"I think that companies have control over the pricing and we certainly hope that they would take into account the interest of consumers and not price them unreasonably."
So was the hike unexpected at the FDA?
"I think that is their decision," Autor replied. "I think we were surprised that they set the price that high."
Scott McGrath tried over-the-counter medications for his heart condition. But they didn't work as well as Colchicine.
"It's scary, it's a scary position to be in, to find myself in," McGrath said. "But ultimately I had to pay because I needed the drug."
URL's exclusive right to Colchicine for the most common indication - gout - expires next July.
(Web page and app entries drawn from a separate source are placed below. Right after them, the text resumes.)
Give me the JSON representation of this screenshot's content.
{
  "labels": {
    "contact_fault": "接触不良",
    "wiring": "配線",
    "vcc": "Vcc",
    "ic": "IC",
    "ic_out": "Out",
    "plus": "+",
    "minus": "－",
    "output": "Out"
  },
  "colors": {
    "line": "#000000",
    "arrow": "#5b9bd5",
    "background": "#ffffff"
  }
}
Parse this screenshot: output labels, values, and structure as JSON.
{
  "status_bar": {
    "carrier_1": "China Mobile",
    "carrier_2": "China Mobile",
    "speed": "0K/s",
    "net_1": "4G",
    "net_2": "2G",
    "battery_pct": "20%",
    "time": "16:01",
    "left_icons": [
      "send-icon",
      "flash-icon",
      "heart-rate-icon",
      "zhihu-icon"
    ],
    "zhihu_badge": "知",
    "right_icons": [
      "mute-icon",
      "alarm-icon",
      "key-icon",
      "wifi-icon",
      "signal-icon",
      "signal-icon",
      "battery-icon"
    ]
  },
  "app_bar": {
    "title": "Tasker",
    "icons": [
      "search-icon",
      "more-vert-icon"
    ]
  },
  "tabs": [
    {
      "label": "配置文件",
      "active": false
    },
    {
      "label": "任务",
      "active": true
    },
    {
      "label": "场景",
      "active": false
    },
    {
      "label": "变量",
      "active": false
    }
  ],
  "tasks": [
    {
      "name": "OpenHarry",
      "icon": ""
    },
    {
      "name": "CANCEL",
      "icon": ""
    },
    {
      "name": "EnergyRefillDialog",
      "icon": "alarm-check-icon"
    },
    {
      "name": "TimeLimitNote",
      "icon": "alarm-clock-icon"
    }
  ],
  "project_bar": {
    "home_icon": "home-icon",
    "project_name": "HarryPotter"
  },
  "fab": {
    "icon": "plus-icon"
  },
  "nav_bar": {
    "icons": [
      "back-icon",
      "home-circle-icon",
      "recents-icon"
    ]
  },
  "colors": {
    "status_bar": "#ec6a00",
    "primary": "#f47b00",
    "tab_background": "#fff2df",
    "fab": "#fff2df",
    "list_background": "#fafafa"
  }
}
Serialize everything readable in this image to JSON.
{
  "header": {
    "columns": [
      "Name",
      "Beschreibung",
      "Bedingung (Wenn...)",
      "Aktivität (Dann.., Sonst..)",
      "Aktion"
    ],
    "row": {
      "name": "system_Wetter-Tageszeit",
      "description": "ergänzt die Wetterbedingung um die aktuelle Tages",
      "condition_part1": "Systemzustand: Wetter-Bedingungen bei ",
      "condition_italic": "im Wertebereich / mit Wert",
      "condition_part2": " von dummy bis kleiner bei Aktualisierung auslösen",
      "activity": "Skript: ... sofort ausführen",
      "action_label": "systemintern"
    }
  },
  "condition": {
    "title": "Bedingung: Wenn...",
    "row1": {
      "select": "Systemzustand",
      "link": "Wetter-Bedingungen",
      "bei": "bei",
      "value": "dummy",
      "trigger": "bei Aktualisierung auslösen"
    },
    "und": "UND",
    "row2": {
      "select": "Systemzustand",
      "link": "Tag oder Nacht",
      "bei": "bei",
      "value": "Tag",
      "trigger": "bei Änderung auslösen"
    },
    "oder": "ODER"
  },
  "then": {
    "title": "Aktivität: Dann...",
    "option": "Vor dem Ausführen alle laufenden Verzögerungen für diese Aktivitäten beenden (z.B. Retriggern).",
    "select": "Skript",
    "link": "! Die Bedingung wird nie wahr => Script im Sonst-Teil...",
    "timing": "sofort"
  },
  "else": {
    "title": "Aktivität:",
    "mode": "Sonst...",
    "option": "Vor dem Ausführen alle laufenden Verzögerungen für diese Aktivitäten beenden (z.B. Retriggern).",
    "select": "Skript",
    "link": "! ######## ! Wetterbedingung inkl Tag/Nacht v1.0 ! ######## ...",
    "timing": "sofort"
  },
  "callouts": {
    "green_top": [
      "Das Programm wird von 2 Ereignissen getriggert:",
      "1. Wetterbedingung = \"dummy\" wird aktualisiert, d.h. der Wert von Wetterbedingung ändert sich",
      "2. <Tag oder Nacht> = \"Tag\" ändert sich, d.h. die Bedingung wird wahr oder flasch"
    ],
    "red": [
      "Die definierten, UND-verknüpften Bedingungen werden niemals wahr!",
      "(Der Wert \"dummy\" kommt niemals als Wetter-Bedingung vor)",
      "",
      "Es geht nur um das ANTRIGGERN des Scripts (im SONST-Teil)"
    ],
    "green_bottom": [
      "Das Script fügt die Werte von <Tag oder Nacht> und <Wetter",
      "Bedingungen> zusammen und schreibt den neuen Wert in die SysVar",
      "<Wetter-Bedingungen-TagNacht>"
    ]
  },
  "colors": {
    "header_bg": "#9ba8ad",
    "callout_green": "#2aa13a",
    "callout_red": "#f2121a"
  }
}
There are about 1,000 other unapproved medications currently on the market. Since the FDA does not control drug pricing, there's little to stop similar price hikes from happening again.
Statement from URL Pharma:
Through our patient assistance initiatives, we have assured that virtually every patient should be able to get FDA-approved Colcrys without any financial barrier. This is evidenced by the ratio of people who we help, versus those who register a concern about price, being over 12,000 to 1. The price of Colcrys is consistent with other innovator products for pain and chronic conditions, and should not be compared to the cost of illegal, unapproved versions of colchicine that did nothing to advance medical science for patient safety. (VN: Awe, poor baby)
The article is reproduced in accordance with Section 107 of title 17 of the Copyright Law of the United States relating to fair-use and is for the purposes of criticism, comment, news reporting, teaching, scholarship, and research.
For 2000 years, people have been getting sick and dying from colchicine unnecessarily. But this wasn't known until URL Pharma conducted its ground-breaking research that dramatically reduced adverse reactions, identified many critically important drug-drug interactions, and showed how to minimize the risks of these adverse reactions. FDA issued press releases, a video, and a White Paper confirming the importance of these discoveries. The American College of Rheumatology (ACR) published our research papers in its journal.
Congress established financial incentives for drug companies to make discoveries that benefit the public. Even with the financial incentives that Congress established through the Waxman Hatch Amendment, URL Pharma is the only drug company that answered FDA's request, conducted this novel research, and invested and risked the costs in money, time, and intellectual resources to bring these improvements in patient safety to the public, and thus deserves to receive the Congressionally-mandated reward for our contributions.